*TASK DESCRIPTION*
Exactly the lines from the one containing "Serialize everything readable" through the end of the listing must make up the answer, with no pictures included.

*TASK DATA*
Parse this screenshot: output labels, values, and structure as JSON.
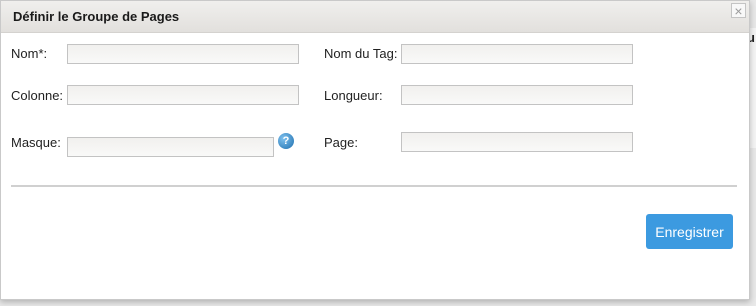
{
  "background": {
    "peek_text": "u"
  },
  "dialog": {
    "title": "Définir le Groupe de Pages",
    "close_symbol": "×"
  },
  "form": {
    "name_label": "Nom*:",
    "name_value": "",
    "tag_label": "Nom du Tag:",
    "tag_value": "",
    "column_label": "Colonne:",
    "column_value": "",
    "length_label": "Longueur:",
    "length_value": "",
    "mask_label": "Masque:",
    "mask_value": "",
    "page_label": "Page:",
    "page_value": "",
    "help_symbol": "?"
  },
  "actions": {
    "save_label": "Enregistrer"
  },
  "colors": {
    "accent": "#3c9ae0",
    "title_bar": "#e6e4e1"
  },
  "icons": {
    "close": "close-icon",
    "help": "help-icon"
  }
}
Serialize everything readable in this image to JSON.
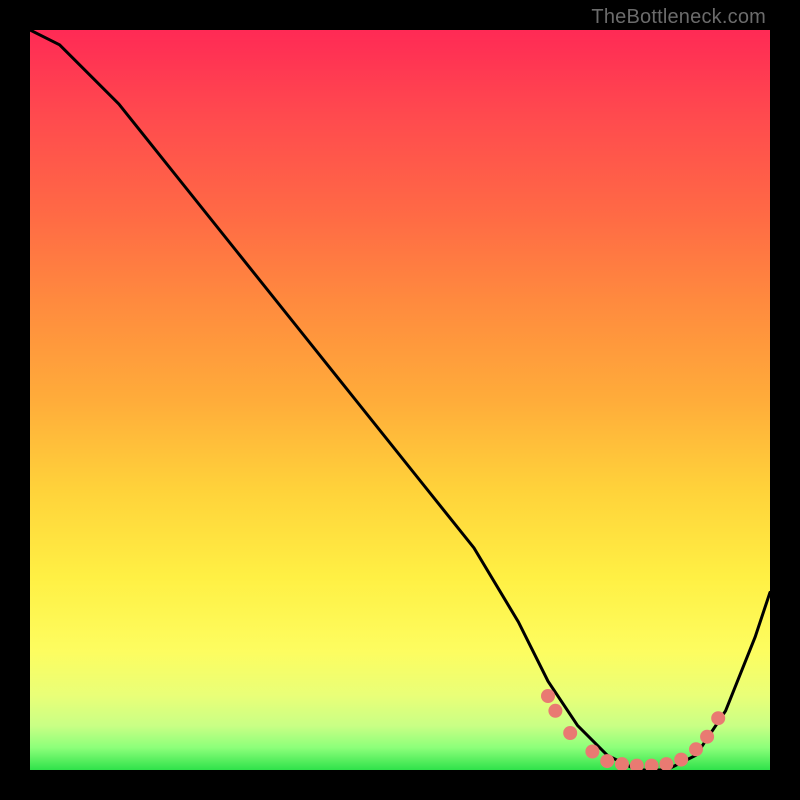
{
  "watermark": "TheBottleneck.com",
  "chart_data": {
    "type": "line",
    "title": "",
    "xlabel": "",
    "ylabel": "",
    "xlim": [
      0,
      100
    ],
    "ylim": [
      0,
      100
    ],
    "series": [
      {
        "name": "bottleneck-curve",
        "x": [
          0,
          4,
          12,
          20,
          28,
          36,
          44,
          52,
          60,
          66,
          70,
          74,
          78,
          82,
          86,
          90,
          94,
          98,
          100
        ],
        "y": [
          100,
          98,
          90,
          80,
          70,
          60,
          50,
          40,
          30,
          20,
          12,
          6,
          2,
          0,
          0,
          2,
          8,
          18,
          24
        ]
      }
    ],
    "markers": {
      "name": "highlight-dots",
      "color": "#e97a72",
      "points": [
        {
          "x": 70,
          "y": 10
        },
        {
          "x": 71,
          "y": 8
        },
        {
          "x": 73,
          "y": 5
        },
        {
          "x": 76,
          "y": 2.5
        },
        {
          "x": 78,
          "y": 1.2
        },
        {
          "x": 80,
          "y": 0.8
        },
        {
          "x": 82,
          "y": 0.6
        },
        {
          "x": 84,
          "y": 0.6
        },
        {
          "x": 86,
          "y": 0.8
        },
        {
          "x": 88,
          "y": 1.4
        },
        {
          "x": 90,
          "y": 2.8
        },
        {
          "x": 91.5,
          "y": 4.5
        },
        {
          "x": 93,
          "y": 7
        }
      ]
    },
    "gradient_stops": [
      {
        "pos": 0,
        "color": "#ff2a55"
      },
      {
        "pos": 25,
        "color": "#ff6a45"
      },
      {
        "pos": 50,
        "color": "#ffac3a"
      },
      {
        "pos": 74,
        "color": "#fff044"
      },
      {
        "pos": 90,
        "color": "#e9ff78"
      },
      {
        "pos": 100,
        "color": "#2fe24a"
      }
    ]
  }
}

*WRITTEN REPLY*
Serialize everything readable in this image to JSON.
{
  "watermark": "TheBottleneck.com",
  "chart_data": {
    "type": "line",
    "title": "",
    "xlabel": "",
    "ylabel": "",
    "xlim": [
      0,
      100
    ],
    "ylim": [
      0,
      100
    ],
    "series": [
      {
        "name": "bottleneck-curve",
        "x": [
          0,
          4,
          12,
          20,
          28,
          36,
          44,
          52,
          60,
          66,
          70,
          74,
          78,
          82,
          86,
          90,
          94,
          98,
          100
        ],
        "y": [
          100,
          98,
          90,
          80,
          70,
          60,
          50,
          40,
          30,
          20,
          12,
          6,
          2,
          0,
          0,
          2,
          8,
          18,
          24
        ]
      }
    ],
    "markers": {
      "name": "highlight-dots",
      "color": "#e97a72",
      "points": [
        {
          "x": 70,
          "y": 10
        },
        {
          "x": 71,
          "y": 8
        },
        {
          "x": 73,
          "y": 5
        },
        {
          "x": 76,
          "y": 2.5
        },
        {
          "x": 78,
          "y": 1.2
        },
        {
          "x": 80,
          "y": 0.8
        },
        {
          "x": 82,
          "y": 0.6
        },
        {
          "x": 84,
          "y": 0.6
        },
        {
          "x": 86,
          "y": 0.8
        },
        {
          "x": 88,
          "y": 1.4
        },
        {
          "x": 90,
          "y": 2.8
        },
        {
          "x": 91.5,
          "y": 4.5
        },
        {
          "x": 93,
          "y": 7
        }
      ]
    },
    "gradient_stops": [
      {
        "pos": 0,
        "color": "#ff2a55"
      },
      {
        "pos": 25,
        "color": "#ff6a45"
      },
      {
        "pos": 50,
        "color": "#ffac3a"
      },
      {
        "pos": 74,
        "color": "#fff044"
      },
      {
        "pos": 90,
        "color": "#e9ff78"
      },
      {
        "pos": 100,
        "color": "#2fe24a"
      }
    ]
  }
}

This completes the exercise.